The study also highlights the constructs of current linguistic theory, arguing for distinctive features and the notion 'onset' and against some of the claims of Optimality Theory and Usage-based accounts.
The importance of Henk Zeevat's new monograph cannot be overstated. [...] I recommend it to anyone who combines interests in language, logic, and computation [...]. David Beaver, University of Texas at Austin
Over the past forty years, scientists have developed models of human reasoning based on the principle that human languages and classical logic involve fundamentally different concepts and different methods of interpretation. In The Emergence of Meaning Stephen Crain challenges this view, arguing that a common logical nativism underpins human language and logical reasoning. The approach which Crain takes is twofold. Firstly, he uncovers the underlying meanings of logical expressions and logical principles that appear in typologically different languages – English and Mandarin Chinese – and he demonstrates that these meanings and principles directly correspond to the expressions and structures of classical logic. Secondly he reports the findings of new experimental studies which investigate how children acquire the logical concepts of these languages.

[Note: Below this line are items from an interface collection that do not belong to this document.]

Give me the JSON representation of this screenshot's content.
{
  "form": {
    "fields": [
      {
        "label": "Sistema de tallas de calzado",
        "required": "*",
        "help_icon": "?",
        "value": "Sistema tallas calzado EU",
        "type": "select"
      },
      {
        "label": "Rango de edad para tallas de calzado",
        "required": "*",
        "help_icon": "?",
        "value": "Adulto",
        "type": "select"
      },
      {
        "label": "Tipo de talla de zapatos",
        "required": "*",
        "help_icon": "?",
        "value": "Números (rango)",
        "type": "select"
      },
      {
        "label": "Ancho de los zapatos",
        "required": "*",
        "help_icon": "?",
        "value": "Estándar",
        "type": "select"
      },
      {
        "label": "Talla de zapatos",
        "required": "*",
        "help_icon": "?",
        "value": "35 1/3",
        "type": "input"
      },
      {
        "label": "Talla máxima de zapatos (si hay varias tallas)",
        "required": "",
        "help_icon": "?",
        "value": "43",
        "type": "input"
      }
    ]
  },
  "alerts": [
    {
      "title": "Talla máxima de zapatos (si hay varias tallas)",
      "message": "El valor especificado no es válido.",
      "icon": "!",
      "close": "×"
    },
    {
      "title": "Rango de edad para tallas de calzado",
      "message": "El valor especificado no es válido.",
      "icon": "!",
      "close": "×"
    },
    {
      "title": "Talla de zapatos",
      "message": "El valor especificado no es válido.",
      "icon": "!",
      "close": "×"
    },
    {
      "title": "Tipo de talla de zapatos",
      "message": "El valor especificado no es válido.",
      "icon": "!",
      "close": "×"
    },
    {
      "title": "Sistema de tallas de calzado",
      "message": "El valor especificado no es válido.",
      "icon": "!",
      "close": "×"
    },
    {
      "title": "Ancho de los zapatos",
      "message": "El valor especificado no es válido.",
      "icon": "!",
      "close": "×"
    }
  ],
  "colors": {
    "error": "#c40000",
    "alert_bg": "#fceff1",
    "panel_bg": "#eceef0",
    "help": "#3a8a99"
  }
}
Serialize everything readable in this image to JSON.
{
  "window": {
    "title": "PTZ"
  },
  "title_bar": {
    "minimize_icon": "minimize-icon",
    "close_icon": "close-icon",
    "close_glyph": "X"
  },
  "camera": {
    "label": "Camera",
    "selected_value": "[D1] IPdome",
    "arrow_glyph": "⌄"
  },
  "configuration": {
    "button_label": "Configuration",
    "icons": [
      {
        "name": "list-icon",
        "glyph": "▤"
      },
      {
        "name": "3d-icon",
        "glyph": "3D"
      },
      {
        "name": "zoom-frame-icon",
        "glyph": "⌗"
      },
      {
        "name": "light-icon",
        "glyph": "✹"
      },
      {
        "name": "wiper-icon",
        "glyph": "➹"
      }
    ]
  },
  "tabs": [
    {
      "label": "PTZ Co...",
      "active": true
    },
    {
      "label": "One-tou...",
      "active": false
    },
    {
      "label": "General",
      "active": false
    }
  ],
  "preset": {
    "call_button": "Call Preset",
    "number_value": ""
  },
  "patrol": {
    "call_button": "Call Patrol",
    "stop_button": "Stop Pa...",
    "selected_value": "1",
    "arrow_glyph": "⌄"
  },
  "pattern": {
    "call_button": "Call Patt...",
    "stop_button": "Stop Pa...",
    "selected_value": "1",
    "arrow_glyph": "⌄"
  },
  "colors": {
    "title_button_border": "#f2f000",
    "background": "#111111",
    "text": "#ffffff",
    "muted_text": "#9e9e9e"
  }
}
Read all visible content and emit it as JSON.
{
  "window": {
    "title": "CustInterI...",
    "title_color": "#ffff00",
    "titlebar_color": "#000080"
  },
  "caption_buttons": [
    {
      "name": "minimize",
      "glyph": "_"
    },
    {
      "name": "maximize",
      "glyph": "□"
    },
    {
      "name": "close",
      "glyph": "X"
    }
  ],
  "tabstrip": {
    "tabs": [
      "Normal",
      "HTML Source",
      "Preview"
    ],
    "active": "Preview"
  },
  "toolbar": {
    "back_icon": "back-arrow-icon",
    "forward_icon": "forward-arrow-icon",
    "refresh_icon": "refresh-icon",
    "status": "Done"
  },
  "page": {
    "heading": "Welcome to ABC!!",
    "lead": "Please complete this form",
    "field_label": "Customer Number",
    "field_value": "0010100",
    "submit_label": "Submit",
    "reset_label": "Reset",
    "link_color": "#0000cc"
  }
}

A step-by-step introduction to logic and a comprehensive review of the literature on child language acquisition make this work accessible to those unfamiliar with either field.
Table of Contents
1. Logic and human languages
2. Competing approaches to language and logic
3. The case for logical nativism
4. Scope parameters
5. How something can be both positive and negative
6. Two logical operators for the price of one